Work instructions :: The listing must be copied out in full and exactly; no images go with it.

Data for the task ::

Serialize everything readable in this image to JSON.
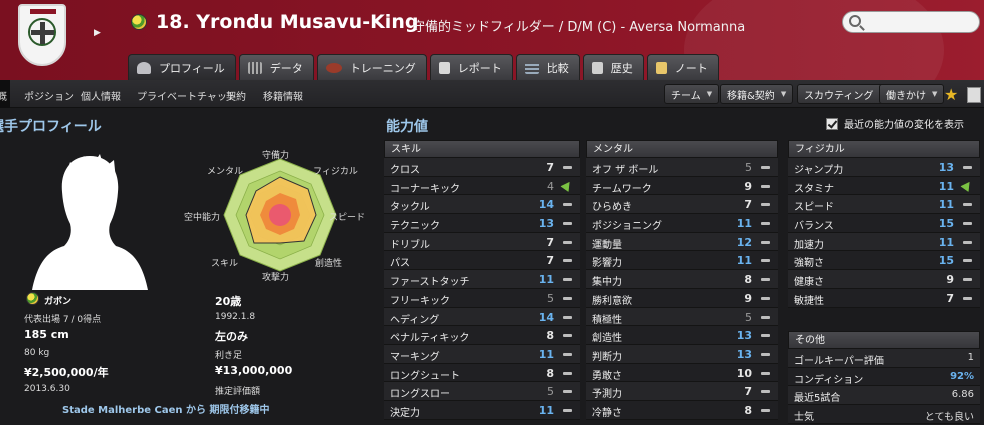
{
  "header": {
    "player_name": "18. Yrondu Musavu-King",
    "role": "守備的ミッドフィルダー / D/M (C) - Aversa Normanna",
    "search_placeholder": ""
  },
  "tabs": [
    {
      "label": "プロフィール",
      "icon": "profile-icon"
    },
    {
      "label": "データ",
      "icon": "data-icon"
    },
    {
      "label": "トレーニング",
      "icon": "training-icon"
    },
    {
      "label": "レポート",
      "icon": "report-icon"
    },
    {
      "label": "比較",
      "icon": "compare-icon"
    },
    {
      "label": "歴史",
      "icon": "history-icon"
    },
    {
      "label": "ノート",
      "icon": "notes-icon"
    }
  ],
  "subnav": {
    "first": "概",
    "items": [
      "ポジション",
      "個人情報",
      "プライベートチャット",
      "契約",
      "移籍情報"
    ],
    "buttons": [
      "チーム",
      "移籍&契約",
      "スカウティング",
      "働きかけ"
    ]
  },
  "profile": {
    "title": "選手プロフィール",
    "radar_labels": {
      "defence": "守備力",
      "physical": "フィジカル",
      "speed": "スピード",
      "creativity": "創造性",
      "attack": "攻撃力",
      "technique": "スキル",
      "aerial": "空中能力",
      "mental": "メンタル"
    },
    "nationality": "ガボン",
    "age": "20歳",
    "caps": "代表出場 7 / 0得点",
    "dob": "1992.1.8",
    "height": "185 cm",
    "foot": "左のみ",
    "weight": "80 kg",
    "foot_label": "利き足",
    "wage": "¥2,500,000/年",
    "value": "¥13,000,000",
    "contract_end": "2013.6.30",
    "value_label": "推定評価額",
    "loan_text": "Stade Malherbe Caen から 期限付移籍中"
  },
  "attributes": {
    "title": "能力値",
    "show_recent_label": "最近の能力値の変化を表示",
    "skill": {
      "header": "スキル",
      "rows": [
        {
          "name": "クロス",
          "value": "7",
          "trend": "flat"
        },
        {
          "name": "コーナーキック",
          "value": "4",
          "trend": "up"
        },
        {
          "name": "タックル",
          "value": "14",
          "trend": "flat"
        },
        {
          "name": "テクニック",
          "value": "13",
          "trend": "flat"
        },
        {
          "name": "ドリブル",
          "value": "7",
          "trend": "flat"
        },
        {
          "name": "パス",
          "value": "7",
          "trend": "flat"
        },
        {
          "name": "ファーストタッチ",
          "value": "11",
          "trend": "flat"
        },
        {
          "name": "フリーキック",
          "value": "5",
          "trend": "flat"
        },
        {
          "name": "ヘディング",
          "value": "14",
          "trend": "flat"
        },
        {
          "name": "ペナルティキック",
          "value": "8",
          "trend": "flat"
        },
        {
          "name": "マーキング",
          "value": "11",
          "trend": "flat"
        },
        {
          "name": "ロングシュート",
          "value": "8",
          "trend": "flat"
        },
        {
          "name": "ロングスロー",
          "value": "5",
          "trend": "flat"
        },
        {
          "name": "決定力",
          "value": "11",
          "trend": "flat"
        }
      ]
    },
    "mental": {
      "header": "メンタル",
      "rows": [
        {
          "name": "オフ ザ ボール",
          "value": "5",
          "trend": "flat"
        },
        {
          "name": "チームワーク",
          "value": "9",
          "trend": "flat"
        },
        {
          "name": "ひらめき",
          "value": "7",
          "trend": "flat"
        },
        {
          "name": "ポジショニング",
          "value": "11",
          "trend": "flat"
        },
        {
          "name": "運動量",
          "value": "12",
          "trend": "flat"
        },
        {
          "name": "影響力",
          "value": "11",
          "trend": "flat"
        },
        {
          "name": "集中力",
          "value": "8",
          "trend": "flat"
        },
        {
          "name": "勝利意欲",
          "value": "9",
          "trend": "flat"
        },
        {
          "name": "積極性",
          "value": "5",
          "trend": "flat"
        },
        {
          "name": "創造性",
          "value": "13",
          "trend": "flat"
        },
        {
          "name": "判断力",
          "value": "13",
          "trend": "flat"
        },
        {
          "name": "勇敢さ",
          "value": "10",
          "trend": "flat"
        },
        {
          "name": "予測力",
          "value": "7",
          "trend": "flat"
        },
        {
          "name": "冷静さ",
          "value": "8",
          "trend": "flat"
        }
      ]
    },
    "physical": {
      "header": "フィジカル",
      "rows": [
        {
          "name": "ジャンプ力",
          "value": "13",
          "trend": "flat"
        },
        {
          "name": "スタミナ",
          "value": "11",
          "trend": "up"
        },
        {
          "name": "スピード",
          "value": "11",
          "trend": "flat"
        },
        {
          "name": "バランス",
          "value": "15",
          "trend": "flat"
        },
        {
          "name": "加速力",
          "value": "11",
          "trend": "flat"
        },
        {
          "name": "強靭さ",
          "value": "15",
          "trend": "flat"
        },
        {
          "name": "健康さ",
          "value": "9",
          "trend": "flat"
        },
        {
          "name": "敏捷性",
          "value": "7",
          "trend": "flat"
        }
      ]
    },
    "other": {
      "header": "その他",
      "rows": [
        {
          "name": "ゴールキーパー評価",
          "value": "1"
        },
        {
          "name": "コンディション",
          "value": "92%"
        },
        {
          "name": "最近5試合",
          "value": "6.86"
        },
        {
          "name": "士気",
          "value": "とても良い"
        }
      ]
    }
  },
  "colors": {
    "header_red": "#8b1526",
    "accent_blue": "#6ab3ef",
    "trend_up_green": "#7ac143",
    "star_gold": "#e7b625"
  }
}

Problem solution ::
Serialize everything readable in this image to JSON.
{
  "header": {
    "player_name": "18. Yrondu Musavu-King",
    "role": "守備的ミッドフィルダー / D/M (C) - Aversa Normanna",
    "search_placeholder": ""
  },
  "tabs": [
    {
      "label": "プロフィール",
      "icon": "profile-icon"
    },
    {
      "label": "データ",
      "icon": "data-icon"
    },
    {
      "label": "トレーニング",
      "icon": "training-icon"
    },
    {
      "label": "レポート",
      "icon": "report-icon"
    },
    {
      "label": "比較",
      "icon": "compare-icon"
    },
    {
      "label": "歴史",
      "icon": "history-icon"
    },
    {
      "label": "ノート",
      "icon": "notes-icon"
    }
  ],
  "subnav": {
    "first": "概",
    "items": [
      "ポジション",
      "個人情報",
      "プライベートチャット",
      "契約",
      "移籍情報"
    ],
    "buttons": [
      "チーム",
      "移籍&契約",
      "スカウティング",
      "働きかけ"
    ]
  },
  "profile": {
    "title": "選手プロフィール",
    "radar_labels": {
      "defence": "守備力",
      "physical": "フィジカル",
      "speed": "スピード",
      "creativity": "創造性",
      "attack": "攻撃力",
      "technique": "スキル",
      "aerial": "空中能力",
      "mental": "メンタル"
    },
    "nationality": "ガボン",
    "age": "20歳",
    "caps": "代表出場 7 / 0得点",
    "dob": "1992.1.8",
    "height": "185 cm",
    "foot": "左のみ",
    "weight": "80 kg",
    "foot_label": "利き足",
    "wage": "¥2,500,000/年",
    "value": "¥13,000,000",
    "contract_end": "2013.6.30",
    "value_label": "推定評価額",
    "loan_text": "Stade Malherbe Caen から 期限付移籍中"
  },
  "attributes": {
    "title": "能力値",
    "show_recent_label": "最近の能力値の変化を表示",
    "skill": {
      "header": "スキル",
      "rows": [
        {
          "name": "クロス",
          "value": "7",
          "trend": "flat"
        },
        {
          "name": "コーナーキック",
          "value": "4",
          "trend": "up"
        },
        {
          "name": "タックル",
          "value": "14",
          "trend": "flat"
        },
        {
          "name": "テクニック",
          "value": "13",
          "trend": "flat"
        },
        {
          "name": "ドリブル",
          "value": "7",
          "trend": "flat"
        },
        {
          "name": "パス",
          "value": "7",
          "trend": "flat"
        },
        {
          "name": "ファーストタッチ",
          "value": "11",
          "trend": "flat"
        },
        {
          "name": "フリーキック",
          "value": "5",
          "trend": "flat"
        },
        {
          "name": "ヘディング",
          "value": "14",
          "trend": "flat"
        },
        {
          "name": "ペナルティキック",
          "value": "8",
          "trend": "flat"
        },
        {
          "name": "マーキング",
          "value": "11",
          "trend": "flat"
        },
        {
          "name": "ロングシュート",
          "value": "8",
          "trend": "flat"
        },
        {
          "name": "ロングスロー",
          "value": "5",
          "trend": "flat"
        },
        {
          "name": "決定力",
          "value": "11",
          "trend": "flat"
        }
      ]
    },
    "mental": {
      "header": "メンタル",
      "rows": [
        {
          "name": "オフ ザ ボール",
          "value": "5",
          "trend": "flat"
        },
        {
          "name": "チームワーク",
          "value": "9",
          "trend": "flat"
        },
        {
          "name": "ひらめき",
          "value": "7",
          "trend": "flat"
        },
        {
          "name": "ポジショニング",
          "value": "11",
          "trend": "flat"
        },
        {
          "name": "運動量",
          "value": "12",
          "trend": "flat"
        },
        {
          "name": "影響力",
          "value": "11",
          "trend": "flat"
        },
        {
          "name": "集中力",
          "value": "8",
          "trend": "flat"
        },
        {
          "name": "勝利意欲",
          "value": "9",
          "trend": "flat"
        },
        {
          "name": "積極性",
          "value": "5",
          "trend": "flat"
        },
        {
          "name": "創造性",
          "value": "13",
          "trend": "flat"
        },
        {
          "name": "判断力",
          "value": "13",
          "trend": "flat"
        },
        {
          "name": "勇敢さ",
          "value": "10",
          "trend": "flat"
        },
        {
          "name": "予測力",
          "value": "7",
          "trend": "flat"
        },
        {
          "name": "冷静さ",
          "value": "8",
          "trend": "flat"
        }
      ]
    },
    "physical": {
      "header": "フィジカル",
      "rows": [
        {
          "name": "ジャンプ力",
          "value": "13",
          "trend": "flat"
        },
        {
          "name": "スタミナ",
          "value": "11",
          "trend": "up"
        },
        {
          "name": "スピード",
          "value": "11",
          "trend": "flat"
        },
        {
          "name": "バランス",
          "value": "15",
          "trend": "flat"
        },
        {
          "name": "加速力",
          "value": "11",
          "trend": "flat"
        },
        {
          "name": "強靭さ",
          "value": "15",
          "trend": "flat"
        },
        {
          "name": "健康さ",
          "value": "9",
          "trend": "flat"
        },
        {
          "name": "敏捷性",
          "value": "7",
          "trend": "flat"
        }
      ]
    },
    "other": {
      "header": "その他",
      "rows": [
        {
          "name": "ゴールキーパー評価",
          "value": "1"
        },
        {
          "name": "コンディション",
          "value": "92%"
        },
        {
          "name": "最近5試合",
          "value": "6.86"
        },
        {
          "name": "士気",
          "value": "とても良い"
        }
      ]
    }
  },
  "colors": {
    "header_red": "#8b1526",
    "accent_blue": "#6ab3ef",
    "trend_up_green": "#7ac143",
    "star_gold": "#e7b625"
  }
}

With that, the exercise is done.